Whenever a line below includes the string "Нравится", show it.

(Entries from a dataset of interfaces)
>>

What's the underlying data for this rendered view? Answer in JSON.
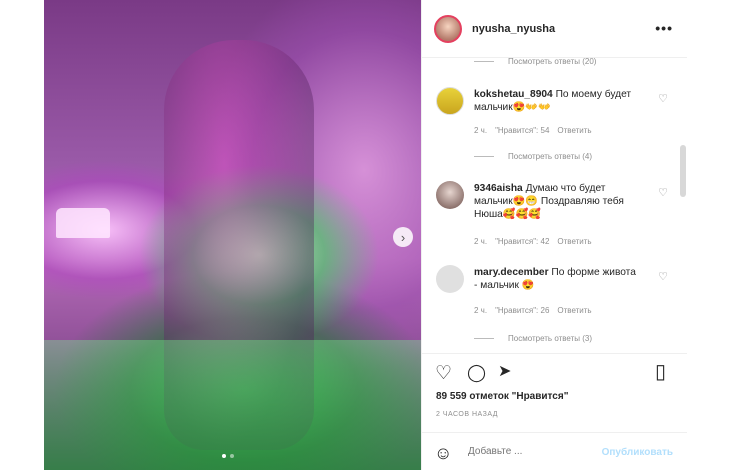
{
  "post": {
    "username": "nyusha_nyusha",
    "more_label": "•••",
    "next_label": "›"
  },
  "comments": {
    "replies": [
      {
        "label": "Посмотреть ответы (20)"
      },
      {
        "label": "Посмотреть ответы (4)"
      },
      {
        "label": "Посмотреть ответы (3)"
      }
    ],
    "items": [
      {
        "user": "kokshetau_8904",
        "text": "По моему будет мальчик😍👐👐",
        "age": "2 ч.",
        "likes": "\"Нравится\": 54",
        "reply": "Ответить"
      },
      {
        "user": "9346aisha",
        "text": "Думаю что будет мальчик😍😁 Поздравляю тебя Нюша🥰🥰🥰",
        "age": "2 ч.",
        "likes": "\"Нравится\": 42",
        "reply": "Ответить"
      },
      {
        "user": "mary.december",
        "text": "По форме живота - мальчик 😍",
        "age": "2 ч.",
        "likes": "\"Нравится\": 26",
        "reply": "Ответить"
      }
    ],
    "heart_icon": "♡"
  },
  "actions": {
    "likes_count": "89 559 отметок \"Нравится\"",
    "posted_ago": "2 ЧАСОВ НАЗАД",
    "like_icon": "♡",
    "comment_icon": "◯",
    "share_icon": "➤",
    "save_icon": "▯"
  },
  "composer": {
    "placeholder": "Добавьте ...",
    "publish_label": "Опубликовать",
    "emoji_icon": "☺"
  },
  "colors": {
    "accent": "#0095f6",
    "publish_disabled": "#b2dffc",
    "border": "#efefef"
  }
}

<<

Result of the task:
        "likes": "\"Нравится\": 54",
        "likes": "\"Нравится\": 42",
        "likes": "\"Нравится\": 26",
    "likes_count": "89 559 отметок \"Нравится\"",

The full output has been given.